Gertner's most popular published work is Steel and Silver, which Gertner claims to be the fastest-selling magic book in history. This book has been released as a DVD set by L&L Publishing. Official website

Mary Freeman-Grenville, 12th Lady Kinloss

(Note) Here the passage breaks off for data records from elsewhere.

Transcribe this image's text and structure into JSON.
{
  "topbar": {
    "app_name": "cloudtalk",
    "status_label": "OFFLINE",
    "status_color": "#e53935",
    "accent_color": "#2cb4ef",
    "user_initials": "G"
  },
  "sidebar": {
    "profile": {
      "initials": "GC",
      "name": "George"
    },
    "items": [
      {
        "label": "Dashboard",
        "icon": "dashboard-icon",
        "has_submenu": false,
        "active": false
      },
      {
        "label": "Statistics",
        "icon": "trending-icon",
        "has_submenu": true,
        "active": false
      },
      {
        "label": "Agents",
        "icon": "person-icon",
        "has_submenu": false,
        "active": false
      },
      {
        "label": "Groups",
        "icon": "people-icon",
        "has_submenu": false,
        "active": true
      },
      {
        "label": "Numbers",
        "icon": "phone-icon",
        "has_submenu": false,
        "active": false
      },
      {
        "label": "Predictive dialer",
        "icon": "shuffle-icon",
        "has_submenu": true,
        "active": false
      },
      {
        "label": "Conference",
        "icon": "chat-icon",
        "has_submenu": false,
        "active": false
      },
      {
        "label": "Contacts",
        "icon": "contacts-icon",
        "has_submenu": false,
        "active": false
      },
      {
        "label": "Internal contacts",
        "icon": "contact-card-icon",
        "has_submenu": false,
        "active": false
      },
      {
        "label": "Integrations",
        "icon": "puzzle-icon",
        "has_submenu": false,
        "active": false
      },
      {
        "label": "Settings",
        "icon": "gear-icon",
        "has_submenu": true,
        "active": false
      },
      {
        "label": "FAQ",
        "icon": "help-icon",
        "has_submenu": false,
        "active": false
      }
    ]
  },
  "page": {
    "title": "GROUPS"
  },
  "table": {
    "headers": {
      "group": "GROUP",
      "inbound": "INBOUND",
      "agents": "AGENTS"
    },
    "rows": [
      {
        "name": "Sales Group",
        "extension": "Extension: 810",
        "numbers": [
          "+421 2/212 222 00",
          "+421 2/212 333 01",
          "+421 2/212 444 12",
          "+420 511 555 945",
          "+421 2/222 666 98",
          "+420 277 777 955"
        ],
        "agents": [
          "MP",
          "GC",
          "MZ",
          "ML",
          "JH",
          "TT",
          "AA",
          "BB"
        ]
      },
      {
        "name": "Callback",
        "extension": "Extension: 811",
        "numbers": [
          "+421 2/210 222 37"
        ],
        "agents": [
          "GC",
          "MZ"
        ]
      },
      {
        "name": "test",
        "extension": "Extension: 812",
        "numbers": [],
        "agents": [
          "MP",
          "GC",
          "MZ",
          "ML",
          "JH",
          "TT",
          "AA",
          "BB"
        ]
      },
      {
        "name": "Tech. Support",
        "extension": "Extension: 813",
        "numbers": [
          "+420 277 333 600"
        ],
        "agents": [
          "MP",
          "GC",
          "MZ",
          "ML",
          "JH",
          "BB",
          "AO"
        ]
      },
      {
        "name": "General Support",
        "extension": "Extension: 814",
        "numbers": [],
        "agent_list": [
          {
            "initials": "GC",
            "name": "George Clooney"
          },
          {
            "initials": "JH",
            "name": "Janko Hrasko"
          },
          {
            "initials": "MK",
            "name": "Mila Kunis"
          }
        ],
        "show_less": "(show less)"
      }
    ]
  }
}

Beatrice Mary Grenville Freeman-Grenville, 12th Lady Kinloss was a British peer. The eldest of the three daughters of Luis Chandos Francis Temple Morgan-Grenville and Katherine Beatrice MacKenzie Jackman, she was educated at Ravenscroft School Eastbourne, she was the senior heir-general to Edward Seymour, Viscount Beauchamp, the only son of Lady Catherine Grey. She succeeded to the title Lady Kinloss on the death in 1944 of her grandmother, Mary Morgan-Grenville, 11th Lady Kinloss, she married Greville Stewart Parker Freeman in 1950. She sat as an Independent Crossbencher peer in the House of Lords from the implementation of the Peerage Act 1963, which allowed women peers in their own right to sit in the House, until the implementation of the House of Lords Act 1999, which removed all but 92 hereditary peers, she served on the House of Lords Committee on European Communities from 1990-92. She was unsuccessful in her bid to be elected as one of the retained 92 hereditary peers, coming 38th in a field of 79 candidates for 28 seats reserved for Crossbenchers.

The 12th Lady Kinloss died on 30 September 2012, the 160th birthday of her grandmother Mary Morgan-Grenville, 11th Lady Kinloss. She was succeeded by Teresa Freeman-Grenville, 13th Lady Kinloss. Ms Beatrice Freeman-Grenville, Hansard 1803–2005.